%%

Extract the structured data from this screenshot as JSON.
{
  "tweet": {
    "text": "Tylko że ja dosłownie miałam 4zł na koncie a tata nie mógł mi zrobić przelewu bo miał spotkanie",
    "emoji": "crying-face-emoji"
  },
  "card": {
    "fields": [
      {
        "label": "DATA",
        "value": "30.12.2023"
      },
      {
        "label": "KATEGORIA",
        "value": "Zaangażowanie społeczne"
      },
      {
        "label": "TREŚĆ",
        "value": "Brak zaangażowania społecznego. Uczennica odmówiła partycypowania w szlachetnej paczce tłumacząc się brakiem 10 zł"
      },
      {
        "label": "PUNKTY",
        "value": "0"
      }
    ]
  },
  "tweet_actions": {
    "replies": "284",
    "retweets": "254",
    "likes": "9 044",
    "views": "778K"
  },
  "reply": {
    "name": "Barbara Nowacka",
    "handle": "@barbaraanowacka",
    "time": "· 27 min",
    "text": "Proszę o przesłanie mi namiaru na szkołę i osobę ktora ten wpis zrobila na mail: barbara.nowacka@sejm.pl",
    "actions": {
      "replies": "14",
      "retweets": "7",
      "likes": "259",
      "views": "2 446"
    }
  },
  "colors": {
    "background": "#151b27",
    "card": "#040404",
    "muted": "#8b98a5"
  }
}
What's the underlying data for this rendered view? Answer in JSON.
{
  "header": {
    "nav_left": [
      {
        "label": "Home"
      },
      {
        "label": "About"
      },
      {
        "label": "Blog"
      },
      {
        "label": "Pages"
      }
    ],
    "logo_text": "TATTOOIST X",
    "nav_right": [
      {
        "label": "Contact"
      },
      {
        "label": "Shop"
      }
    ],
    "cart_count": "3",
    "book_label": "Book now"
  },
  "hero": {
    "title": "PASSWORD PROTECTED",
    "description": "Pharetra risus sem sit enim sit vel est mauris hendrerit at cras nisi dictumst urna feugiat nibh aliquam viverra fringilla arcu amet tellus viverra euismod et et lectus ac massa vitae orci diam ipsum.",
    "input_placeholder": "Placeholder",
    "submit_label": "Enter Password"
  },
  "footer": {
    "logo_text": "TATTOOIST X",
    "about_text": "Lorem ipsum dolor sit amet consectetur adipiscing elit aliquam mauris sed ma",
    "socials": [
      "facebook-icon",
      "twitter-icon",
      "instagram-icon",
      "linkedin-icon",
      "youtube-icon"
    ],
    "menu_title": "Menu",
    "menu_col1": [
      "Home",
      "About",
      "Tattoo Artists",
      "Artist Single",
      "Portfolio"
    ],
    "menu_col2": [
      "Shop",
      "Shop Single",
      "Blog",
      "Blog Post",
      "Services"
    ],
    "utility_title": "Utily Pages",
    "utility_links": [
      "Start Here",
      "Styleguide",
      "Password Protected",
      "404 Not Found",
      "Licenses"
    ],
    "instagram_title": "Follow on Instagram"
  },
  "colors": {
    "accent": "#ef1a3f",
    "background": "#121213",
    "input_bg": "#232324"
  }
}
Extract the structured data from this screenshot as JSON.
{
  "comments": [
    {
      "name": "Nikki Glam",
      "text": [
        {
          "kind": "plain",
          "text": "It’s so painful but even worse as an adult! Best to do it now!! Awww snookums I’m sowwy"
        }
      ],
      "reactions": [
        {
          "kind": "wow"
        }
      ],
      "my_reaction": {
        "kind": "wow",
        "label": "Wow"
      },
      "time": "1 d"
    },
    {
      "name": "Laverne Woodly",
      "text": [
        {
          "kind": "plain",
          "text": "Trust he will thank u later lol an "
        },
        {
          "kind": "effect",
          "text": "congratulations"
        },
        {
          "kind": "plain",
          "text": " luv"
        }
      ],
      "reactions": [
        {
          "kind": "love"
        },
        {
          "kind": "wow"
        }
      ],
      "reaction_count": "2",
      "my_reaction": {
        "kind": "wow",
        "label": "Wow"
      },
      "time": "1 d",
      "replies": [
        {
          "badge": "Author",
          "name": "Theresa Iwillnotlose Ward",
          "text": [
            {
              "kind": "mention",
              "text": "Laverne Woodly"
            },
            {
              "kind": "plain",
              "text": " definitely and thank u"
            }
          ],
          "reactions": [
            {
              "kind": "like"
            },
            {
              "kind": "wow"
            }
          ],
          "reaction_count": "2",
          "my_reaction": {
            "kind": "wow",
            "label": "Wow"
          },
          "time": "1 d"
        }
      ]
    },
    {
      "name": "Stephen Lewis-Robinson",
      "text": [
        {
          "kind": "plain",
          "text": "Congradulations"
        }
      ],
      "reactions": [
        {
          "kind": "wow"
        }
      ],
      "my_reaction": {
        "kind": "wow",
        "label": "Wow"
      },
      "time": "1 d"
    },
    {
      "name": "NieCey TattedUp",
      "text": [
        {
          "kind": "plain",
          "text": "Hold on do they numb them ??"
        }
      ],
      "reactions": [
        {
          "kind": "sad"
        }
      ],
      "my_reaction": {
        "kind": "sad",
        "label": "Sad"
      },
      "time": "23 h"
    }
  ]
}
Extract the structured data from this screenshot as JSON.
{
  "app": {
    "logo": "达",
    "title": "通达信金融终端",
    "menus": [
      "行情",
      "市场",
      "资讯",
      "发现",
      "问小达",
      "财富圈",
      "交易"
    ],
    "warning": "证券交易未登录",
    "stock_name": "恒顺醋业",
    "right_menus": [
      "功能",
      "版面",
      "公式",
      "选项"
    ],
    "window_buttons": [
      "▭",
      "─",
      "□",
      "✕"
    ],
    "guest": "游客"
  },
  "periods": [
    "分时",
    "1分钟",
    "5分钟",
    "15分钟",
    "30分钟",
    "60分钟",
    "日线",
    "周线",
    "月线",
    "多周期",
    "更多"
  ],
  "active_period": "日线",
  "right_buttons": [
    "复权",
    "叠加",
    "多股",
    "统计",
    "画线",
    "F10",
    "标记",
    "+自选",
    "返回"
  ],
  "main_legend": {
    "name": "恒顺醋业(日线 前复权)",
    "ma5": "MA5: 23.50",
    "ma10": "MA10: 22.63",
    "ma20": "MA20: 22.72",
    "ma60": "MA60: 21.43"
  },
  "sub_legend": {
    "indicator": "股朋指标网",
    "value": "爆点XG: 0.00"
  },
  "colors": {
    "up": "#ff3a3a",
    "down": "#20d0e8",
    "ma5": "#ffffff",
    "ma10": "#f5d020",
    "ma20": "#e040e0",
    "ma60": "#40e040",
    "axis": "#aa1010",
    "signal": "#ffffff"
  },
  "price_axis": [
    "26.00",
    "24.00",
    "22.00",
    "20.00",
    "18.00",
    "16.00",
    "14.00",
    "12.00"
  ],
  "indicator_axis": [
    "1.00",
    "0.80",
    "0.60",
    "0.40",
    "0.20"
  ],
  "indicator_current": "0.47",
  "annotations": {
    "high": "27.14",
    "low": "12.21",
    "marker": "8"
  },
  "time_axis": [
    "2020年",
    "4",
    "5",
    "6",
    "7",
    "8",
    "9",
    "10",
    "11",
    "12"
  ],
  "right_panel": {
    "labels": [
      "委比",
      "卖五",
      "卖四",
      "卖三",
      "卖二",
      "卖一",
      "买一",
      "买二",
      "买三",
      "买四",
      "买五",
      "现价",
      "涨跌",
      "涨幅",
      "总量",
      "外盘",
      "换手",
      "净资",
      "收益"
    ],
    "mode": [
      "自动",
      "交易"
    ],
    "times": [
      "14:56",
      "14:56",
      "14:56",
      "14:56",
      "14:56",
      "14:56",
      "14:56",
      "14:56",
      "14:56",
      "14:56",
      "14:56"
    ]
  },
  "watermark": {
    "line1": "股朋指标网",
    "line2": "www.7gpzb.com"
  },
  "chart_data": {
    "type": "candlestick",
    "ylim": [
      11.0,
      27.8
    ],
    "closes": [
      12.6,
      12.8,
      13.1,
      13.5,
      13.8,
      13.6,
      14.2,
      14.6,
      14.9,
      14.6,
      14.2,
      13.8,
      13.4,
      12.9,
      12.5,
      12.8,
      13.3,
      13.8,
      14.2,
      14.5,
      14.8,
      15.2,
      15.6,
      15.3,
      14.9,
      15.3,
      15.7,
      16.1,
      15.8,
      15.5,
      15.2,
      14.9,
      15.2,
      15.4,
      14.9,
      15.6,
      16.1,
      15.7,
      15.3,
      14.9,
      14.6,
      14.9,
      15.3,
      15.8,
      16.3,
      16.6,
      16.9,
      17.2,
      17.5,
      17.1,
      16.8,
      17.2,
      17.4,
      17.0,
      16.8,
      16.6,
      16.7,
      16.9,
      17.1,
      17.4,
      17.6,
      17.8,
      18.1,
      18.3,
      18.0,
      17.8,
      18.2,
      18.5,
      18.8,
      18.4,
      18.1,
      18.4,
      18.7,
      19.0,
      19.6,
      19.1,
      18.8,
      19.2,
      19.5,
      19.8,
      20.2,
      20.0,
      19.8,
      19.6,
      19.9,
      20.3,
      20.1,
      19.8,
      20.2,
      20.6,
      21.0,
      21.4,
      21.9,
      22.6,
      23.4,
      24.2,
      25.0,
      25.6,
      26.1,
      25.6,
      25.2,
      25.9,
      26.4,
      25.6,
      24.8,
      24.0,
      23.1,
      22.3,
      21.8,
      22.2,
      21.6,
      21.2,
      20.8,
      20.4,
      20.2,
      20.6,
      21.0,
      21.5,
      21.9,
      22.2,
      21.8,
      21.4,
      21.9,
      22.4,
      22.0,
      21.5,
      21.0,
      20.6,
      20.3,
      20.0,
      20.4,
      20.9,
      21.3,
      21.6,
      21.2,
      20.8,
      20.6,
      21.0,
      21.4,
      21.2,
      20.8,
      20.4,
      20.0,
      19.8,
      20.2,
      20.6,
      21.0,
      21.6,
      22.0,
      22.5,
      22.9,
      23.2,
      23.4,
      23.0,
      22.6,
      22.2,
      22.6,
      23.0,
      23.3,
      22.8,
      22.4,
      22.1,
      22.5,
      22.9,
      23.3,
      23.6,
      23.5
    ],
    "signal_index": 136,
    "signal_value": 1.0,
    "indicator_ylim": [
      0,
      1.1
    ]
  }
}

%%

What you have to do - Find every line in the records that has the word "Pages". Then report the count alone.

Answer box - 2